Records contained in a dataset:
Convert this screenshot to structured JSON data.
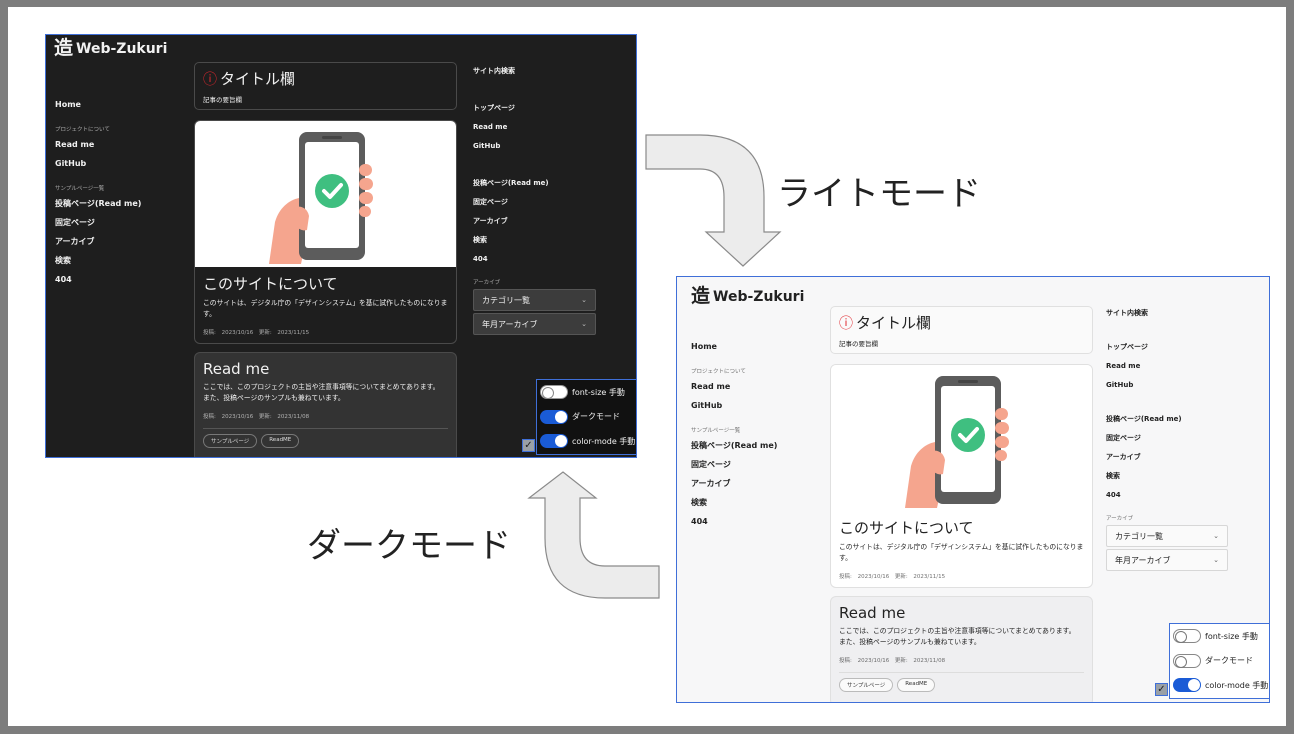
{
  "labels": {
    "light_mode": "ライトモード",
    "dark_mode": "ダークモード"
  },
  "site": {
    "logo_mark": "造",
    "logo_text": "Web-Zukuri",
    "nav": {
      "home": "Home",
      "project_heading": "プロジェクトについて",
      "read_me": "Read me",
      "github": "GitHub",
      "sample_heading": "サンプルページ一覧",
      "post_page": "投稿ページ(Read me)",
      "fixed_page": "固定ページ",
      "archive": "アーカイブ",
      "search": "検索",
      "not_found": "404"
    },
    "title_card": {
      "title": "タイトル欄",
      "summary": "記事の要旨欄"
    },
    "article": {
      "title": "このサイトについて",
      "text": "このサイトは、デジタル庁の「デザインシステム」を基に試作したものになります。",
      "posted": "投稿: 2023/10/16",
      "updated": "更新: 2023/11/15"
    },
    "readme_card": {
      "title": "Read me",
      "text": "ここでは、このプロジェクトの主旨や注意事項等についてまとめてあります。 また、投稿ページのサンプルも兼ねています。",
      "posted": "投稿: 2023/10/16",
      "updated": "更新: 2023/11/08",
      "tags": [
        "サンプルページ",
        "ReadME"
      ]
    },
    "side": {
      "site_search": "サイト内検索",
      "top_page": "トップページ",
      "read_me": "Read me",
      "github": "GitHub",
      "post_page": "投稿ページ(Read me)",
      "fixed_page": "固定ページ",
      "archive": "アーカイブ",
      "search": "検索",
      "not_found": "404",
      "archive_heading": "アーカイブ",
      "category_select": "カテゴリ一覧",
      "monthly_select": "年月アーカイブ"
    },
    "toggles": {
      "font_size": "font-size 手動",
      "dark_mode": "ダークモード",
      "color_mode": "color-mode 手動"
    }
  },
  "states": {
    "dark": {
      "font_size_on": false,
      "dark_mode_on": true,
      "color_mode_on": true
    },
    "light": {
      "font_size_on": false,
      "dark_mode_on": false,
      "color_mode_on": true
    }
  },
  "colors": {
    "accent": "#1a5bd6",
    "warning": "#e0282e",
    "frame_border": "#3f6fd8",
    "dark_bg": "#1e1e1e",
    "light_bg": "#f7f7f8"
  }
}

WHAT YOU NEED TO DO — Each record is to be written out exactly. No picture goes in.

RESULT OF THIS EXERCISE —
Convert this screenshot to structured JSON data.
{
  "labels": {
    "light_mode": "ライトモード",
    "dark_mode": "ダークモード"
  },
  "site": {
    "logo_mark": "造",
    "logo_text": "Web-Zukuri",
    "nav": {
      "home": "Home",
      "project_heading": "プロジェクトについて",
      "read_me": "Read me",
      "github": "GitHub",
      "sample_heading": "サンプルページ一覧",
      "post_page": "投稿ページ(Read me)",
      "fixed_page": "固定ページ",
      "archive": "アーカイブ",
      "search": "検索",
      "not_found": "404"
    },
    "title_card": {
      "title": "タイトル欄",
      "summary": "記事の要旨欄"
    },
    "article": {
      "title": "このサイトについて",
      "text": "このサイトは、デジタル庁の「デザインシステム」を基に試作したものになります。",
      "posted": "投稿: 2023/10/16",
      "updated": "更新: 2023/11/15"
    },
    "readme_card": {
      "title": "Read me",
      "text": "ここでは、このプロジェクトの主旨や注意事項等についてまとめてあります。 また、投稿ページのサンプルも兼ねています。",
      "posted": "投稿: 2023/10/16",
      "updated": "更新: 2023/11/08",
      "tags": [
        "サンプルページ",
        "ReadME"
      ]
    },
    "side": {
      "site_search": "サイト内検索",
      "top_page": "トップページ",
      "read_me": "Read me",
      "github": "GitHub",
      "post_page": "投稿ページ(Read me)",
      "fixed_page": "固定ページ",
      "archive": "アーカイブ",
      "search": "検索",
      "not_found": "404",
      "archive_heading": "アーカイブ",
      "category_select": "カテゴリ一覧",
      "monthly_select": "年月アーカイブ"
    },
    "toggles": {
      "font_size": "font-size 手動",
      "dark_mode": "ダークモード",
      "color_mode": "color-mode 手動"
    }
  },
  "states": {
    "dark": {
      "font_size_on": false,
      "dark_mode_on": true,
      "color_mode_on": true
    },
    "light": {
      "font_size_on": false,
      "dark_mode_on": false,
      "color_mode_on": true
    }
  },
  "colors": {
    "accent": "#1a5bd6",
    "warning": "#e0282e",
    "frame_border": "#3f6fd8",
    "dark_bg": "#1e1e1e",
    "light_bg": "#f7f7f8"
  }
}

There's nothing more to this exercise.